The electronic version of this article is the complete one and can be found online at:

Published:29 June 2011

© 2011 Watanabe et al; licensee BioMed Central Ltd.

This is an open access article distributed under the terms of the Creative Commons Attribution License (, which permits unrestricted use, distribution, and reproduction in any medium, provided the original work is properly cited.

Introduction / objectives

Nowadays, with the multiresistant microorganisms and biofilm-related infections, diverse biomaterials with antimicrobial activity have been developed. The aim of this study was to evaluate the in vitro antimicrobial activity of essential oils with potential application in biomaterial made of the castor oil based polyurethane in this study supported by FAPESP (2010/50090-8) against reference microorganisms: S. aureus (ATCC 25923), MRSA (ATCC 43300), S. epidermidis (ATCC 14990), E. coli (ATCC 25922), P. aeruginosa (ATCC 27853) and C. albicans (ATCC 10231).


The culture medium was distributed in Petri plates (20x100mm) forming a base layer of 12ml. After solidification of the medium, 8ml of medium containing microbial inoculum 1% in the range of 0.5 McFarland was distributed over the base layer to form the seed layer (seeded). On each plate were made five wells with diameters of 5mm. Aliquots of 20μl of the different essential oils were applied to each well. After the pre-incubation, the plates were incubated and the reading of the diameters of inhibition zones (mm) performed.

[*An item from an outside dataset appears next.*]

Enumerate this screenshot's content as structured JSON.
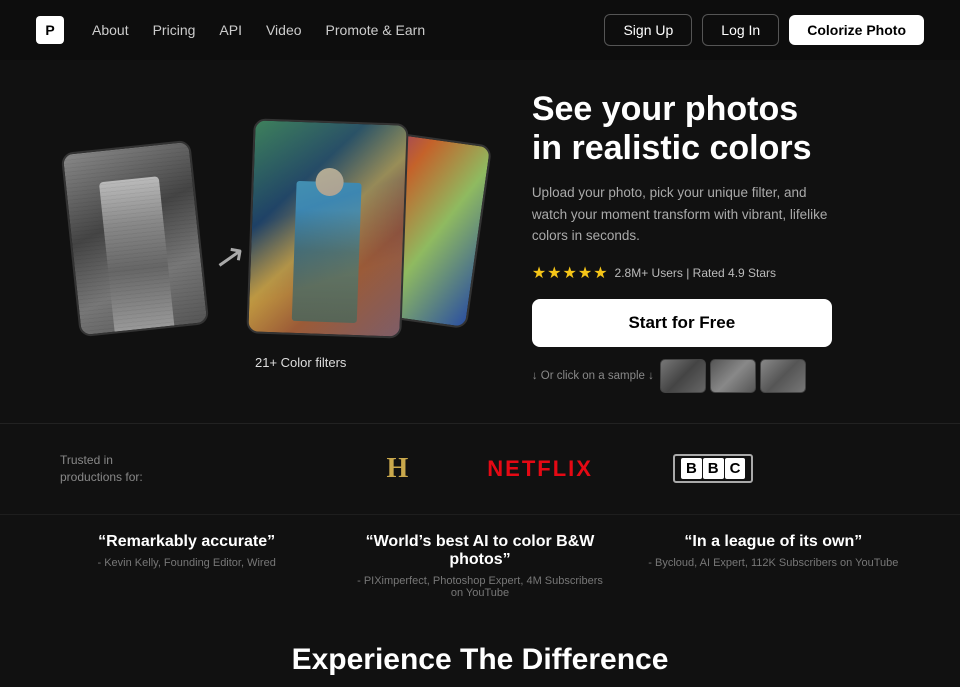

Essential oils with improved antimicrobial activity, in descending order, were those of the melaleuca, clove and rosemary. Moreover, the essential oils of the cedar and copaiba presented only antimicrobial activity against Gram-positive and the essential oil of the clove showed the best antimicrobial activity against C. albicans.


In conclusion, all essential oils showed antimicrobial activity and they could be used in biomaterial to infection control, highlighting the melaleuca, clove and rosemary. In addition, P. aeruginosa was the most resistant microorganism and MRSA the most sensitive to essential oils.

Disclosure of interest

None declared.